"If you recall in 2008 it was probably one of the most abysmal earnings years for pensions," he said. "It's typically a short-term phenomenon. What pension plans earn can be erratic over time."
Many other agencies have experienced deep drops in their pension funds. In April, the Stanislaus County Employees Retirement Association board transferred $60 million in reserves to fund pensions and benefits.
Nobody spoke against the move at Tuesday's board meeting, but TID customer Dawna Rebeiro on Monday questioned the timing, because a rate hike just went into effect. Rebeiro works for her father's Trinkler Dairy Farms near Ceres.
"That's a lot of money," she said, adding that she doesn't begrudge TID employees their pensions. "But everybody else is having a hard time, too, and they're charging us more."

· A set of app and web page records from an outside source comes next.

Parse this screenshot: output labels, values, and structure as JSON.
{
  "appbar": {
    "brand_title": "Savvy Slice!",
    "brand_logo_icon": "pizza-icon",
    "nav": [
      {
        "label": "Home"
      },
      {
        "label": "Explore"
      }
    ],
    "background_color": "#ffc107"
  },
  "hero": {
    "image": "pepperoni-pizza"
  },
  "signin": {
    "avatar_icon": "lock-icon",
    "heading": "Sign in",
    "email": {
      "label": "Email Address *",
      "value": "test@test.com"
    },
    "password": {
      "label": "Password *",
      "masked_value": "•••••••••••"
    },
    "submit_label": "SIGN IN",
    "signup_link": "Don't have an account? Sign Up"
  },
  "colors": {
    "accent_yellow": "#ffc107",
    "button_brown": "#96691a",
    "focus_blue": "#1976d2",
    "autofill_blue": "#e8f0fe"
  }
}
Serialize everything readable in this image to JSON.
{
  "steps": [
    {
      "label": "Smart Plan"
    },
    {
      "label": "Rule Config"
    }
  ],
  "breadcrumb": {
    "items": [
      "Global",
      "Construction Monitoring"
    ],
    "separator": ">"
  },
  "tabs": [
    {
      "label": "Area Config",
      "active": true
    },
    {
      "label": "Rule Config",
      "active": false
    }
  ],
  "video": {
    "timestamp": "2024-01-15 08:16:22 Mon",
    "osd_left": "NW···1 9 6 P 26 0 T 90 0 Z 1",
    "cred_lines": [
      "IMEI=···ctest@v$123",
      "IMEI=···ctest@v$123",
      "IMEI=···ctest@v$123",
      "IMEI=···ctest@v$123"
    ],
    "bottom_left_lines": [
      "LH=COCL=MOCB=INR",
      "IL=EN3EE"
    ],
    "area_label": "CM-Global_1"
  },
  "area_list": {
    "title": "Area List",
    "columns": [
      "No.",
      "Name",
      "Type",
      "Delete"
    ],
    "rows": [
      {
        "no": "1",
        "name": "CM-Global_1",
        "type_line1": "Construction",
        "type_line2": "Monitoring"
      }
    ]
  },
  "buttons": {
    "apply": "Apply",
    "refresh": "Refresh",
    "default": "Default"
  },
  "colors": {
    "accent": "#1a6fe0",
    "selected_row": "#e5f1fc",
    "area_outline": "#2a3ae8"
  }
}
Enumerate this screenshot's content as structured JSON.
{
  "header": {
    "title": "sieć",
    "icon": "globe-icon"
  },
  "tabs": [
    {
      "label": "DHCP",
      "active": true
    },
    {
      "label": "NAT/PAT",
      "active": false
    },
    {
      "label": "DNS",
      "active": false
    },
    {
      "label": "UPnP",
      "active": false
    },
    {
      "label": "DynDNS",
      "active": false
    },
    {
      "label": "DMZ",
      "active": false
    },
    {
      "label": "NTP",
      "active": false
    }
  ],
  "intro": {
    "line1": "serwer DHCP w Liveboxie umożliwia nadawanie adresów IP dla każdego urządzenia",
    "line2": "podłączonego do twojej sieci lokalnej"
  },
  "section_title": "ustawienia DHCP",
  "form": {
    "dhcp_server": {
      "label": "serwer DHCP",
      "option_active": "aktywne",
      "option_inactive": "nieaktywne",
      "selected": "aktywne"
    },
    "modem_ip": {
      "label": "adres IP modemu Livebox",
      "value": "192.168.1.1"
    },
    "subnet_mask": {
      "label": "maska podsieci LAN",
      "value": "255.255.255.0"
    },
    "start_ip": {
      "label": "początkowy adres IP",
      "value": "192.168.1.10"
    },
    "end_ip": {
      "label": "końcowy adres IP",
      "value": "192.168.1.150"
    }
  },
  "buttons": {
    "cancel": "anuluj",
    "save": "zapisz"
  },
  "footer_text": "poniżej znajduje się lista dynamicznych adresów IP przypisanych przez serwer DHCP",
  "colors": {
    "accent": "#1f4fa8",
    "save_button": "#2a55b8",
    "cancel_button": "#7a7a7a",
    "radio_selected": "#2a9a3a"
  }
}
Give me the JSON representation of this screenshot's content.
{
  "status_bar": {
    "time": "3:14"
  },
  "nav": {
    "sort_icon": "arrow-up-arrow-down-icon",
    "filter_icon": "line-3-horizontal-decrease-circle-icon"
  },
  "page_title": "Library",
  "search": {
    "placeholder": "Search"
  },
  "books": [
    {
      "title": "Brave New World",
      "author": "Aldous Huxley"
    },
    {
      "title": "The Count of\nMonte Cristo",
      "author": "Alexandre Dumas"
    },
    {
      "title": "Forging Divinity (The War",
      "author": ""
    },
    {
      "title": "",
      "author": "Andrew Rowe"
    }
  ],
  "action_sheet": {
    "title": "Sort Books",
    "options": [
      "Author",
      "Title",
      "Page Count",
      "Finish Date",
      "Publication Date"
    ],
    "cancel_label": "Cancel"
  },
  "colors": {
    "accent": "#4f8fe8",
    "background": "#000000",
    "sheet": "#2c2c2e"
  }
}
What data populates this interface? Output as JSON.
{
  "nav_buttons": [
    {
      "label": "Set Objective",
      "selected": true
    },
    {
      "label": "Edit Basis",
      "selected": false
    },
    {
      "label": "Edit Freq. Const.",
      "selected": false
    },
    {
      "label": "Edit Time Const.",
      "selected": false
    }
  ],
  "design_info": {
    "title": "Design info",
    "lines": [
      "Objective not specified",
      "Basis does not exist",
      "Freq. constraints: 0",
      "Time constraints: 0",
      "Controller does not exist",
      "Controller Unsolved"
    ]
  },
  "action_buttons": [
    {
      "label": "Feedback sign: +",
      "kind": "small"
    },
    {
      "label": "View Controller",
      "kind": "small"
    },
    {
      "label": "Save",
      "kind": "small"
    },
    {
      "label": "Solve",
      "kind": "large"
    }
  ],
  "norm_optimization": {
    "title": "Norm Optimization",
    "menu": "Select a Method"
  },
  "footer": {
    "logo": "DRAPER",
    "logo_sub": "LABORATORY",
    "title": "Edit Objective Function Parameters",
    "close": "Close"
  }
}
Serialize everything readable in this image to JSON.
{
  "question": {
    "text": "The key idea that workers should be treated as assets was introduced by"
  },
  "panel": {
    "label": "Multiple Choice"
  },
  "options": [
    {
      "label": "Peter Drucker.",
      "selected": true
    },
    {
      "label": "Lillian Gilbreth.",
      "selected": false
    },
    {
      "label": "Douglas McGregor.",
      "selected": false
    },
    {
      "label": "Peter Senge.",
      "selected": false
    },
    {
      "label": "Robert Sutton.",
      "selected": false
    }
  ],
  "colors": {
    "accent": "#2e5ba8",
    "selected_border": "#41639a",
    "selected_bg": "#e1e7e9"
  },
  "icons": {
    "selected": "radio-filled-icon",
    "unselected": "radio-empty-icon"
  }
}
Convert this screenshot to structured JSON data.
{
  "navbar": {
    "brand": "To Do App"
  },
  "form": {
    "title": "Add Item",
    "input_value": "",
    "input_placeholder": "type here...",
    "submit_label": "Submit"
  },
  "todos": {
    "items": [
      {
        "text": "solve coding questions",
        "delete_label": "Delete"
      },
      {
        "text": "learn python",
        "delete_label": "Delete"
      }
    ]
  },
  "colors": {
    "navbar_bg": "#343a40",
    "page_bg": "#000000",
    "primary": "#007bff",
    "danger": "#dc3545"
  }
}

Malaski said the expense is necessary.
"Anytime you don't transfer funds, you have to establish a liability on TID's books," he said.
Bee staff writer Patty Guerra can be reached at email@example.com or 578-2343.